Tourism Ministry says the rating system will boost the quality of accommodation and attract more visitors to the Kingdom
THE government on Tuesday urged all of Cambodia's hotel owners to apply for a rating classification it says will improve the quality of services and attract more international travellers.
The rating system was first announced by a 2003 subdecree and awarded up to three stars based on the size and number of rooms, location, facilities, design, environmental impact, and food and service standards.
The system will now offer hotels the option of applying for up to five stars, based on the type of services they offer, Minister of Tourism Thong Khon told reporters Tuesday at a workshop on ecotourism.
"I believe that [hotel owners] will apply for classification because without it, they will lose customers."
Only 10 hotels currently hold classification rankings, but the ministry has taken steps to make the registration process as simple as possible, Thong Khon said.
To receive a ranking, hotels will need to submit an application that includes a description of the services they offer and the number of stars they want, Thong Khon said.
An internationally trained three-member evaluation task force from the ministry's Hotel Classification Committee then reviews the applicant and gives an aggregate score, which determines the number of stars assigned, he said.
"If a hotel gets a score of 800, the rating will be five stars.

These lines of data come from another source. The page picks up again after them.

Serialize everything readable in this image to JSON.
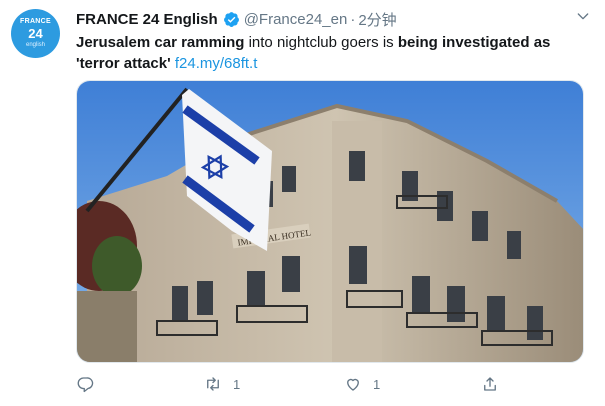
{
  "tweet": {
    "avatar": {
      "line1": "FRANCE",
      "line2": "24",
      "line3": "english",
      "color": "#2d9be0"
    },
    "author_name": "FRANCE 24 English",
    "handle": "@France24_en",
    "separator": "·",
    "time": "2分钟",
    "text_parts": {
      "p1": "Jerusalem car ramming",
      "p2": " into nightclub goers is ",
      "p3": "being investigated as",
      "p4": "'terror attack'",
      "p5": " ",
      "link": "f24.my/68ft.t"
    },
    "image": {
      "sign_text": "IMPERIAL HOTEL",
      "description_icon": "building-photo"
    },
    "actions": {
      "reply_count": "",
      "retweet_count": "1",
      "like_count": "1",
      "share_count": ""
    },
    "colors": {
      "link": "#1b95e0",
      "verified": "#1da1f2",
      "muted": "#657786"
    }
  }
}
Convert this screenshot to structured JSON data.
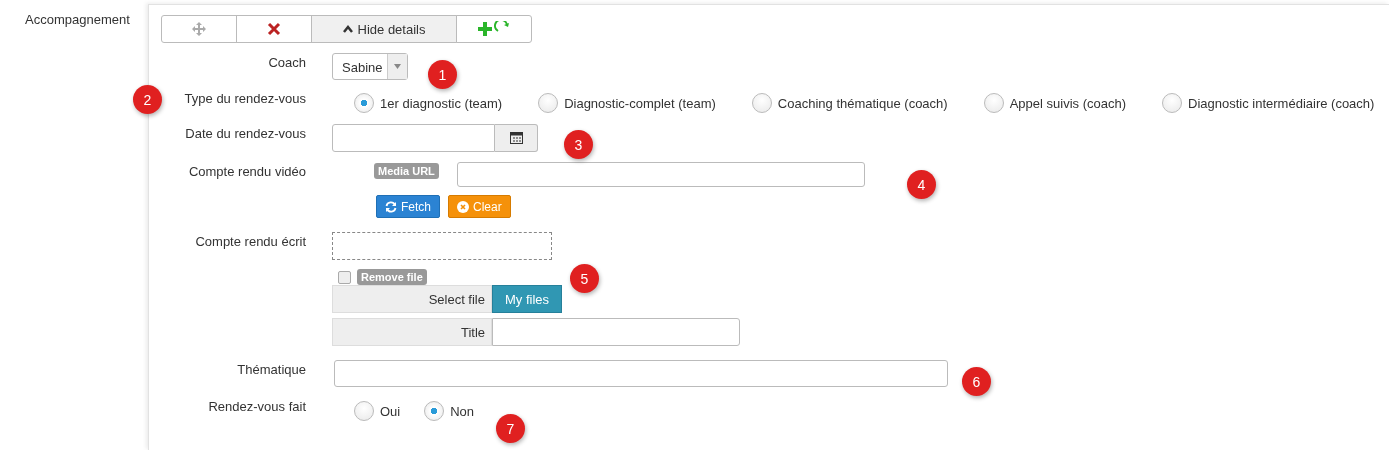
{
  "section_label": "Accompagnement",
  "toolbar": [
    {
      "kind": "move"
    },
    {
      "kind": "delete"
    },
    {
      "kind": "toggle",
      "label": "Hide details"
    },
    {
      "kind": "add"
    }
  ],
  "coach": {
    "label": "Coach",
    "value": "Sabine"
  },
  "meeting_type": {
    "label": "Type du rendez-vous",
    "options": [
      {
        "label": "1er diagnostic (team)",
        "selected": true
      },
      {
        "label": "Diagnostic-complet (team)",
        "selected": false
      },
      {
        "label": "Coaching thématique (coach)",
        "selected": false
      },
      {
        "label": "Appel suivis (coach)",
        "selected": false
      },
      {
        "label": "Diagnostic intermédiaire (coach)",
        "selected": false
      }
    ]
  },
  "date": {
    "label": "Date du rendez-vous"
  },
  "video_report": {
    "label": "Compte rendu vidéo",
    "tag": "Media URL",
    "fetch": "Fetch",
    "clear": "Clear"
  },
  "written_report": {
    "label": "Compte rendu écrit",
    "remove_file": {
      "label": "Remove file",
      "checked": false
    },
    "select_file": "Select file",
    "my_files": "My files",
    "title_label": "Title"
  },
  "theme": {
    "label": "Thématique"
  },
  "done": {
    "label": "Rendez-vous fait",
    "options": [
      {
        "label": "Oui",
        "selected": false
      },
      {
        "label": "Non",
        "selected": true
      }
    ]
  },
  "markers": [
    "1",
    "2",
    "3",
    "4",
    "5",
    "6",
    "7"
  ]
}
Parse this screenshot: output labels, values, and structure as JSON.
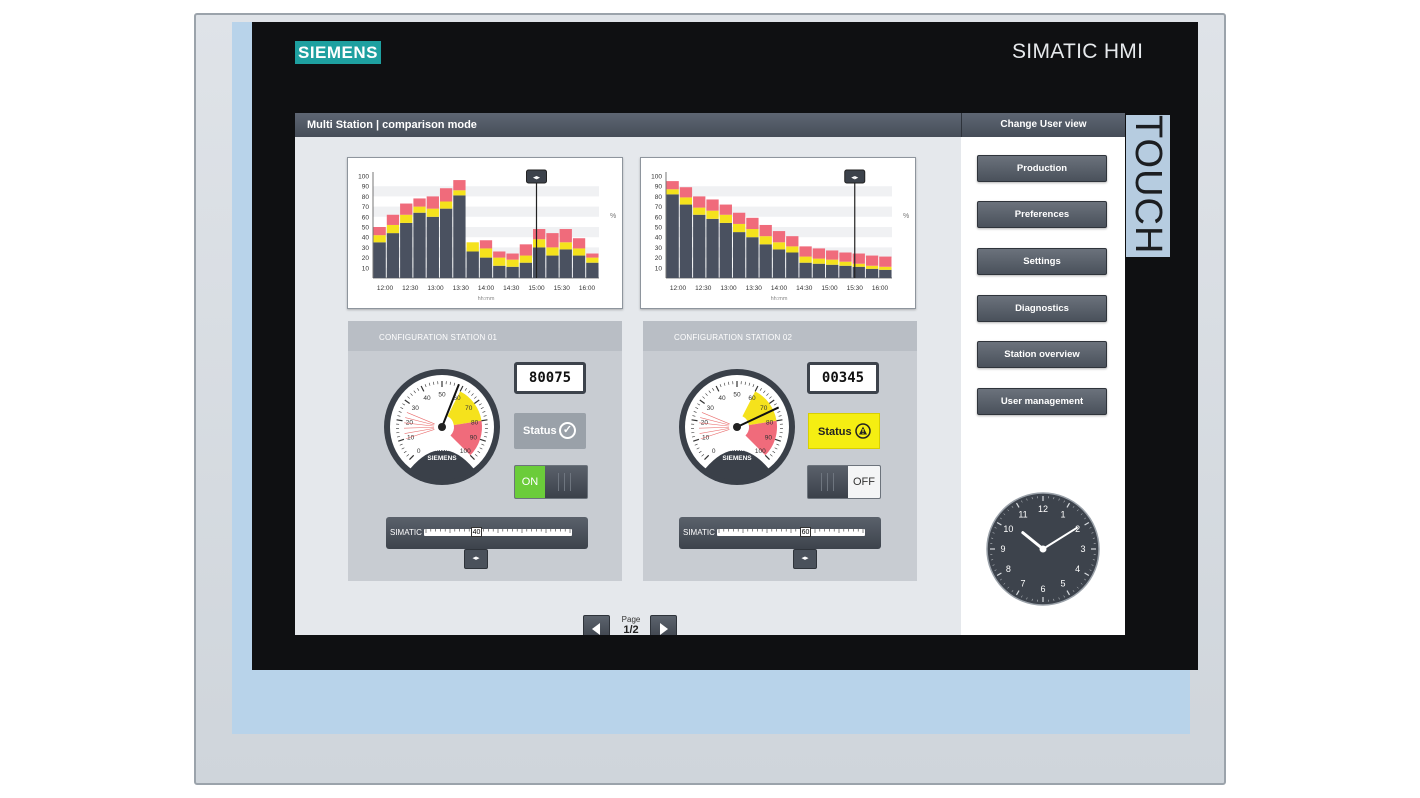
{
  "device": {
    "brand": "SIEMENS",
    "model": "SIMATIC HMI",
    "touch_label": "TOUCH"
  },
  "titlebar": {
    "title": "Multi Station | comparison mode",
    "right_title": "Change User view"
  },
  "charts": [
    {
      "y_ticks": [
        "100",
        "90",
        "80",
        "70",
        "60",
        "50",
        "40",
        "30",
        "20",
        "10"
      ],
      "x_ticks": [
        "12:00",
        "12:30",
        "13:00",
        "13:30",
        "14:00",
        "14:30",
        "15:00",
        "15:30",
        "16:00"
      ],
      "unit": "%",
      "xlabel": "hh:mm"
    },
    {
      "y_ticks": [
        "100",
        "90",
        "80",
        "70",
        "60",
        "50",
        "40",
        "30",
        "20",
        "10"
      ],
      "x_ticks": [
        "12:00",
        "12:30",
        "13:00",
        "13:30",
        "14:00",
        "14:30",
        "15:00",
        "15:30",
        "16:00"
      ],
      "unit": "%",
      "xlabel": "hh:mm"
    }
  ],
  "chart_data": [
    {
      "type": "bar",
      "stacked": true,
      "x": [
        "12:00",
        "12:30",
        "13:00",
        "13:30",
        "14:00",
        "14:30",
        "15:00",
        "15:30",
        "16:00"
      ],
      "ylim": [
        0,
        100
      ],
      "ylabel": "%",
      "xlabel": "hh:mm",
      "series": [
        {
          "color": "#4a5160",
          "values": [
            35,
            44,
            54,
            64,
            60,
            68,
            81,
            26,
            20,
            12,
            11,
            15,
            30,
            22,
            28,
            22,
            15
          ]
        },
        {
          "color": "#f5e21c",
          "values": [
            7,
            8,
            8,
            6,
            8,
            7,
            5,
            9,
            9,
            8,
            7,
            7,
            8,
            8,
            7,
            7,
            5
          ]
        },
        {
          "color": "#f06b7b",
          "values": [
            8,
            10,
            11,
            8,
            12,
            13,
            10,
            0,
            8,
            6,
            6,
            11,
            10,
            14,
            13,
            10,
            4
          ]
        }
      ],
      "cursor_x": "15:00"
    },
    {
      "type": "bar",
      "stacked": true,
      "x": [
        "12:00",
        "12:30",
        "13:00",
        "13:30",
        "14:00",
        "14:30",
        "15:00",
        "15:30",
        "16:00"
      ],
      "ylim": [
        0,
        100
      ],
      "ylabel": "%",
      "xlabel": "hh:mm",
      "series": [
        {
          "color": "#4a5160",
          "values": [
            82,
            72,
            62,
            58,
            54,
            45,
            40,
            33,
            28,
            25,
            15,
            14,
            13,
            12,
            11,
            9,
            8
          ]
        },
        {
          "color": "#f5e21c",
          "values": [
            5,
            7,
            7,
            8,
            8,
            8,
            8,
            8,
            7,
            6,
            6,
            5,
            5,
            4,
            3,
            3,
            3
          ]
        },
        {
          "color": "#f06b7b",
          "values": [
            8,
            10,
            11,
            11,
            10,
            11,
            11,
            11,
            11,
            10,
            10,
            10,
            9,
            9,
            10,
            10,
            10
          ]
        }
      ],
      "cursor_x": "15:30"
    }
  ],
  "stations": [
    {
      "title": "CONFIGURATION STATION 01",
      "counter": "80075",
      "status_label": "Status",
      "status_state": "ok",
      "toggle_state": "ON",
      "gauge_unit": "kWh",
      "gauge_brand": "SIEMENS",
      "gauge_value": 58,
      "slider_label": "SIMATIC",
      "slider_value": "40"
    },
    {
      "title": "CONFIGURATION STATION 02",
      "counter": "00345",
      "status_label": "Status",
      "status_state": "warning",
      "toggle_state": "OFF",
      "gauge_unit": "kWh",
      "gauge_brand": "SIEMENS",
      "gauge_value": 74,
      "slider_label": "SIMATIC",
      "slider_value": "60"
    }
  ],
  "gauge_ticks": [
    "0",
    "10",
    "20",
    "30",
    "40",
    "50",
    "60",
    "70",
    "80",
    "90",
    "100"
  ],
  "pager": {
    "label": "Page",
    "value": "1/2"
  },
  "nav": [
    "Production",
    "Preferences",
    "Settings",
    "Diagnostics",
    "Station overview",
    "User management"
  ],
  "clock": {
    "numbers": [
      "12",
      "1",
      "2",
      "3",
      "4",
      "5",
      "6",
      "7",
      "8",
      "9",
      "10",
      "11"
    ]
  },
  "colors": {
    "accent_teal": "#1ea0a0",
    "warning_yellow": "#f5ee12",
    "on_green": "#6bcc3a",
    "alarm_red": "#f06b7b",
    "bar_dark": "#4a5160"
  }
}
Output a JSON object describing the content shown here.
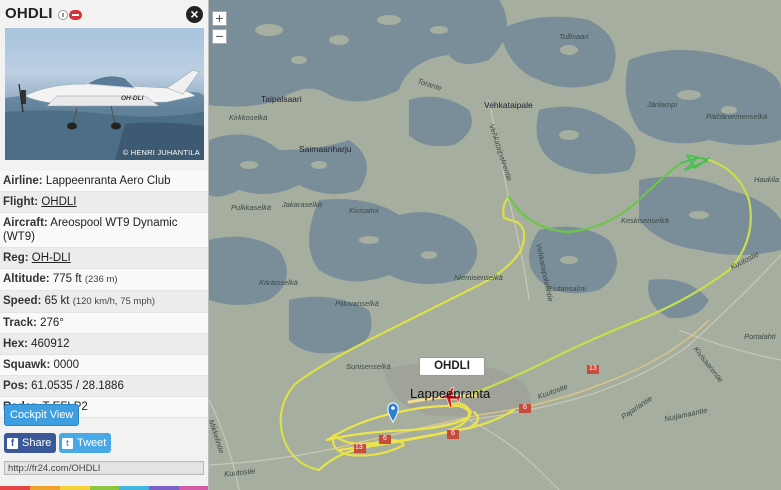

A lower score will receive a lower rating," he said.
Rankings will be valid for only two years, after which hotels must reapply, he said, adding that application costs run between US$300 and $500, depending on the number of stars assigned.
Philip Set Kao, general manager of the Borei Angkor Resort and Spa, said hotel grading was not the only way to attract business. "I think the classification of hotels is the right thing to do to make them more competitive. But I believe that many hotels will not do it because they have done well without it," he said.